11. From Michaels' LRB review: "In a society like Britain, whose GINI coefficient – the standard measure of income inequality – is the highest in the EU, the ambition to eliminate racial disparities rather than income inequality itself functions as a form of legitimation rather than as a critique. Those writing in this collection understand the ‘re-emergence of class’ not as a function of the increasing injustice of class (when Thatcher took office, the GINI score was 0.25; now it’s 0.36, the highest the UK has ever recorded) but as a function of the increasing injustice of ‘classism’. What outrages them, in other words, is not the fact of class difference but the ‘scorn’ and ‘contempt’ with which the lower class is treated."

12. "What left neoliberals want is to offer some ‘positive affirmation for the working classes’. They want us to go beyond race to class, but to do so by treating class as if it were race and to start treating the white working class with the same respect we would, say, the Somalis – giving ‘positive value and meaning to both “workingclassness” and ethnic diversity’." But "it’s hard to see how even the most widespread social enthusiasm for tracksuits and gold chains could make up for the disadvantages produced by [low-paying] jobs."

13. This seems to me to relate both to yesterday's Richard Hoggart quotes about juke-box boys in milk bars -- Hoggart seemed to propose working-classness as a choice between two cultures, a benign traditional English one and a glitzy imported meretricious American one -- and to the entry the other day about Progress versus diversity.
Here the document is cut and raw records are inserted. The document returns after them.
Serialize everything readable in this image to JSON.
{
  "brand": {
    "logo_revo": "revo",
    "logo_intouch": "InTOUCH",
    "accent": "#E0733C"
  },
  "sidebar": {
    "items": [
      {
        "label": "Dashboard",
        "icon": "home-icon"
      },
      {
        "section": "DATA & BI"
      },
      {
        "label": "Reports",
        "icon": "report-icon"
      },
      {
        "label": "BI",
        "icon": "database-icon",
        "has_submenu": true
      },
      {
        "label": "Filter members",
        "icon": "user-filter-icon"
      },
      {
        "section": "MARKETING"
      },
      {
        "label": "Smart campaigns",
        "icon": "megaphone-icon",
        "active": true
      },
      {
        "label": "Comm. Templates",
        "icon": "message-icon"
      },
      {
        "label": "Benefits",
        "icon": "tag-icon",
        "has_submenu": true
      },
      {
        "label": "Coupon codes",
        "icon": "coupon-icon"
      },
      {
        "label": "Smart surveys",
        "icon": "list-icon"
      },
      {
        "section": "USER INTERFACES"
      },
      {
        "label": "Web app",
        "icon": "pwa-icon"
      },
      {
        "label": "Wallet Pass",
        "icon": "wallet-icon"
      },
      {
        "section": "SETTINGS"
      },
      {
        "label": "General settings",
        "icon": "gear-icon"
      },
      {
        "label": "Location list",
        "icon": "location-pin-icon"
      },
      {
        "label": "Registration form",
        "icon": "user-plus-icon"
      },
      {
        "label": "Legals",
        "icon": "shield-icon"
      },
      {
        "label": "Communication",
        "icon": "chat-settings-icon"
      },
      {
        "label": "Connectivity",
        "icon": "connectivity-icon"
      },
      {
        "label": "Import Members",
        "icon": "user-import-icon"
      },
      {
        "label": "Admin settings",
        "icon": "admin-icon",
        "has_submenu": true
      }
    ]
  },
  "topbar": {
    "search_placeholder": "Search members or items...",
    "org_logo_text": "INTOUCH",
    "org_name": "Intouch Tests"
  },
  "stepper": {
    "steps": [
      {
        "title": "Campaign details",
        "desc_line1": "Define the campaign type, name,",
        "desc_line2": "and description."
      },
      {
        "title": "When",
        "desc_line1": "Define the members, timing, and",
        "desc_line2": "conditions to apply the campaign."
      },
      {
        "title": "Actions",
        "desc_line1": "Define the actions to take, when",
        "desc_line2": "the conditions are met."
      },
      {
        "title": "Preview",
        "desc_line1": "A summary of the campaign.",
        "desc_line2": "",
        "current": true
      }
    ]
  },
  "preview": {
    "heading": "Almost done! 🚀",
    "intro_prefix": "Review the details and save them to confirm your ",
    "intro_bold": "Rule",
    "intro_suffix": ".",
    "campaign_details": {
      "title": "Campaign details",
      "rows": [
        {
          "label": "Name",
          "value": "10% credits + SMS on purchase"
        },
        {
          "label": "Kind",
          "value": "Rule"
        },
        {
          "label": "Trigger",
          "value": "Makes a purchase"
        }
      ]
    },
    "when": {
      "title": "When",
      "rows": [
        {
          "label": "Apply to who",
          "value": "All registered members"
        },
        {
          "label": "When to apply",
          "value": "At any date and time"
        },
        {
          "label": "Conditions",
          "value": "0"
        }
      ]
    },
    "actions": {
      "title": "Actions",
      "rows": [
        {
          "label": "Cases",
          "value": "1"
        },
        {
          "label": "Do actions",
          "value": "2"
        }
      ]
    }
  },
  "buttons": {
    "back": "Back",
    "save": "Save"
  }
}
Presumably -- since his argument is entirely posited on the separability of economic progress arguments from cultural diversity arguments -- Michaels would really hate my idea of "diversity-as-progress"; that "diversity do the work of progress by allowing many different systems to co-exist". Because, of course, allowing different systems to co-exist means allowing different levels of income to co-exist.

14. It's interesting that Michaels' 2006 book The Shape of the Signifier makes the case for re-instating the ideology of the author's intentions at a time when questions of identity have become the primary concern; it "anatomizes what's fundamentally at stake when we think of literature in terms of the experience of the reader rather than the intention of the author, and when we substitute the question of who people are for the question of what they believe." You may remember that my justification of diversity-as-progress specifically invoked the Intentional Fallacy -- the idea that it's wrong to pay too much attention to a writer's intentions (or, on a broader level, a politician's). Human fallibility, I argued on Tuesday, makes diversity the best guarantor of progress. It's Friday.